Your goal: Although the entries contain pictures, repeat only their words, exactly as written.

** Given records follows **

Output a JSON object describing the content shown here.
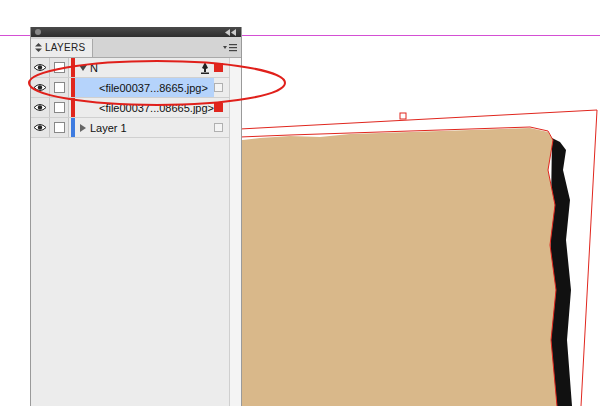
{
  "panel": {
    "title": "LAYERS"
  },
  "layers": [
    {
      "kind": "layer",
      "name": "N",
      "visible": true,
      "locked": false,
      "expanded": true,
      "selected": false,
      "current": true,
      "marked": true,
      "color": "#e0261e"
    },
    {
      "kind": "item",
      "name": "<file00037...8665.jpg>",
      "visible": true,
      "locked": false,
      "expanded": false,
      "selected": true,
      "current": false,
      "marked": false,
      "color": "#e0261e"
    },
    {
      "kind": "item",
      "name": "<file00037...08665.jpg>",
      "visible": true,
      "locked": false,
      "expanded": false,
      "selected": false,
      "current": false,
      "marked": true,
      "color": "#e0261e"
    },
    {
      "kind": "layer",
      "name": "Layer 1",
      "visible": true,
      "locked": false,
      "expanded": false,
      "selected": false,
      "current": false,
      "marked": false,
      "color": "#3d7be0"
    }
  ]
}
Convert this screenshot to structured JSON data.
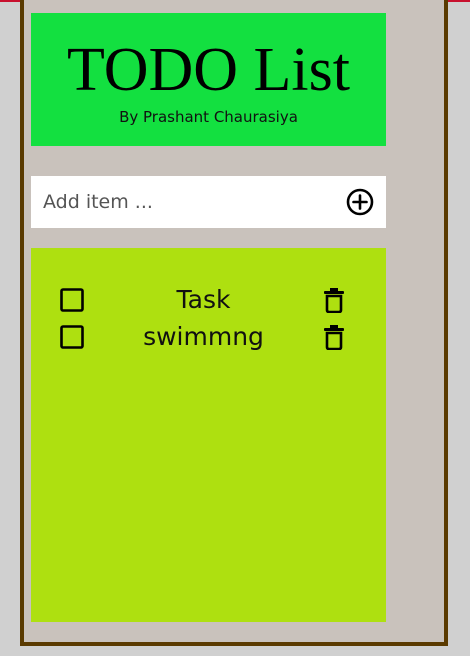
{
  "header": {
    "title": "TODO List",
    "subtitle": "By Prashant Chaurasiya"
  },
  "add_item": {
    "placeholder": "Add item ...",
    "value": "",
    "button_icon": "plus-circle-icon"
  },
  "tasks": [
    {
      "text": "Task",
      "checked": false,
      "check_icon": "checkbox-icon",
      "delete_icon": "trash-icon"
    },
    {
      "text": "swimmng",
      "checked": false,
      "check_icon": "checkbox-icon",
      "delete_icon": "trash-icon"
    }
  ],
  "colors": {
    "header_bg": "#13e040",
    "list_bg": "#aee010",
    "frame_bg": "#c9c2bc",
    "frame_border": "#5a3a00",
    "page_bg": "#d0d0d0",
    "accent_line": "#c8102e"
  }
}
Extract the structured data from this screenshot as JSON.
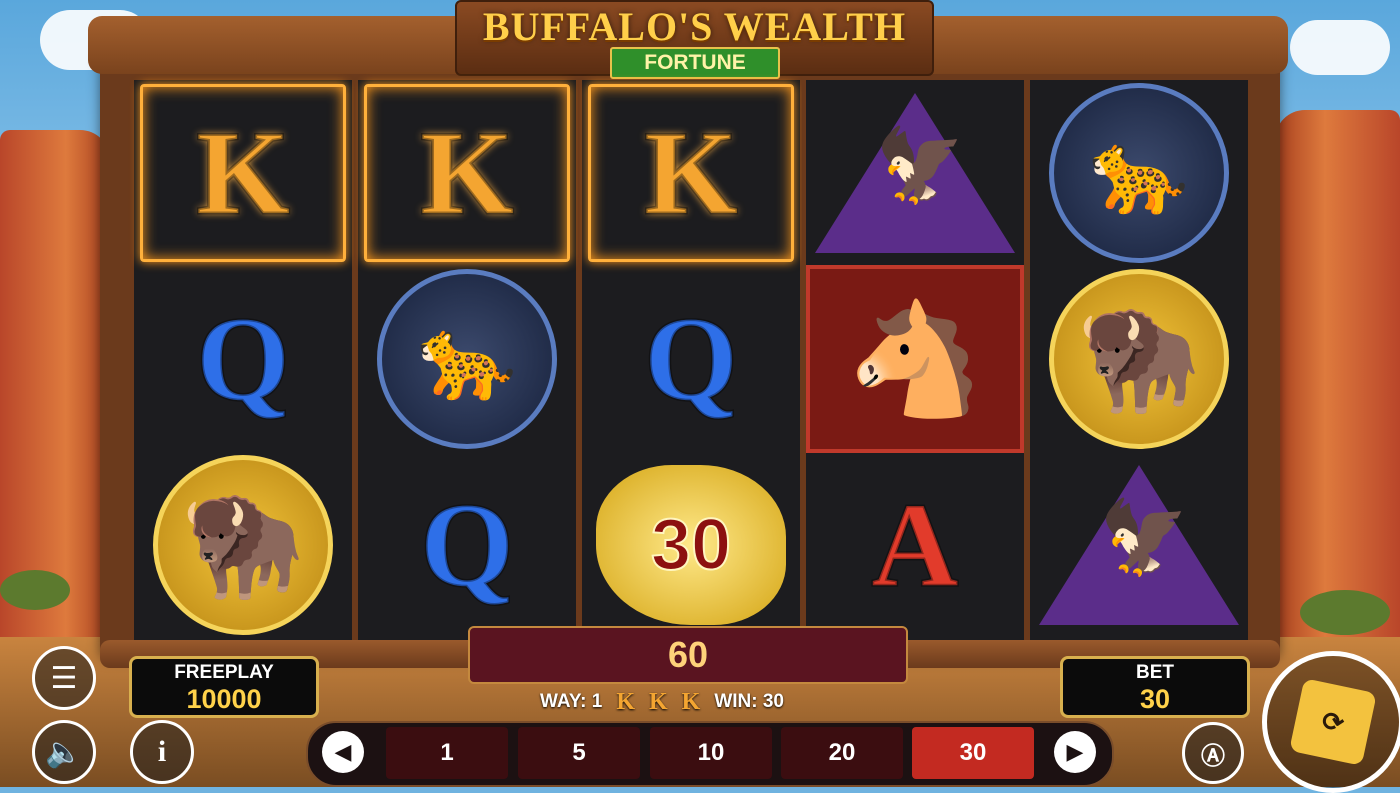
{
  "game": {
    "title": "BUFFALO'S WEALTH",
    "subtitle": "FORTUNE"
  },
  "reels": [
    [
      "K",
      "Q",
      "buffalo"
    ],
    [
      "K",
      "panther",
      "Q"
    ],
    [
      "K",
      "Q",
      "30"
    ],
    [
      "eagle",
      "horse",
      "A"
    ],
    [
      "panther",
      "buffalo",
      "eagle"
    ]
  ],
  "symbols": {
    "r0": {
      "s0": "K",
      "s1": "Q"
    },
    "r1": {
      "s0": "K",
      "s2": "Q"
    },
    "r2": {
      "s0": "K",
      "s1": "Q",
      "coin": "30"
    },
    "r3": {
      "s2": "A"
    }
  },
  "win": {
    "total": "60",
    "way_label": "WAY: 1",
    "way_symbols": [
      "K",
      "K",
      "K"
    ],
    "win_label": "WIN: 30"
  },
  "freeplay": {
    "label": "FREEPLAY",
    "value": "10000"
  },
  "bet": {
    "label": "BET",
    "value": "30"
  },
  "bet_options": [
    "1",
    "5",
    "10",
    "20",
    "30"
  ],
  "selected_bet": "30",
  "icons": {
    "menu": "hamburger-menu-icon",
    "sound": "speaker-icon",
    "info": "info-icon",
    "autoplay": "autoplay-icon",
    "spin": "spin-icon"
  },
  "colors": {
    "win_highlight": "#ffb03b",
    "selected_bet": "#c32a21",
    "gold_text": "#ffd24a"
  }
}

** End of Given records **

Response:
Output a JSON object describing the content shown here.
{
  "panel": {
    "title": "LAYERS"
  },
  "layers": [
    {
      "kind": "layer",
      "name": "N",
      "visible": true,
      "locked": false,
      "expanded": true,
      "selected": false,
      "current": true,
      "marked": true,
      "color": "#e0261e"
    },
    {
      "kind": "item",
      "name": "<file00037...8665.jpg>",
      "visible": true,
      "locked": false,
      "expanded": false,
      "selected": true,
      "current": false,
      "marked": false,
      "color": "#e0261e"
    },
    {
      "kind": "item",
      "name": "<file00037...08665.jpg>",
      "visible": true,
      "locked": false,
      "expanded": false,
      "selected": false,
      "current": false,
      "marked": true,
      "color": "#e0261e"
    },
    {
      "kind": "layer",
      "name": "Layer 1",
      "visible": true,
      "locked": false,
      "expanded": false,
      "selected": false,
      "current": false,
      "marked": false,
      "color": "#3d7be0"
    }
  ]
}
Convert this screenshot to structured JSON data.
{
  "header": {
    "title": "TODO List",
    "subtitle": "By Prashant Chaurasiya"
  },
  "add_item": {
    "placeholder": "Add item ...",
    "value": "",
    "button_icon": "plus-circle-icon"
  },
  "tasks": [
    {
      "text": "Task",
      "checked": false,
      "check_icon": "checkbox-icon",
      "delete_icon": "trash-icon"
    },
    {
      "text": "swimmng",
      "checked": false,
      "check_icon": "checkbox-icon",
      "delete_icon": "trash-icon"
    }
  ],
  "colors": {
    "header_bg": "#13e040",
    "list_bg": "#aee010",
    "frame_bg": "#c9c2bc",
    "frame_border": "#5a3a00",
    "page_bg": "#d0d0d0",
    "accent_line": "#c8102e"
  }
}
Extract the structured data from this screenshot as JSON.
{
  "game": {
    "title": "BUFFALO'S WEALTH",
    "subtitle": "FORTUNE"
  },
  "reels": [
    [
      "K",
      "Q",
      "buffalo"
    ],
    [
      "K",
      "panther",
      "Q"
    ],
    [
      "K",
      "Q",
      "30"
    ],
    [
      "eagle",
      "horse",
      "A"
    ],
    [
      "panther",
      "buffalo",
      "eagle"
    ]
  ],
  "symbols": {
    "r0": {
      "s0": "K",
      "s1": "Q"
    },
    "r1": {
      "s0": "K",
      "s2": "Q"
    },
    "r2": {
      "s0": "K",
      "s1": "Q",
      "coin": "30"
    },
    "r3": {
      "s2": "A"
    }
  },
  "win": {
    "total": "60",
    "way_label": "WAY: 1",
    "way_symbols": [
      "K",
      "K",
      "K"
    ],
    "win_label": "WIN: 30"
  },
  "freeplay": {
    "label": "FREEPLAY",
    "value": "10000"
  },
  "bet": {
    "label": "BET",
    "value": "30"
  },
  "bet_options": [
    "1",
    "5",
    "10",
    "20",
    "30"
  ],
  "selected_bet": "30",
  "icons": {
    "menu": "hamburger-menu-icon",
    "sound": "speaker-icon",
    "info": "info-icon",
    "autoplay": "autoplay-icon",
    "spin": "spin-icon"
  },
  "colors": {
    "win_highlight": "#ffb03b",
    "selected_bet": "#c32a21",
    "gold_text": "#ffd24a"
  }
}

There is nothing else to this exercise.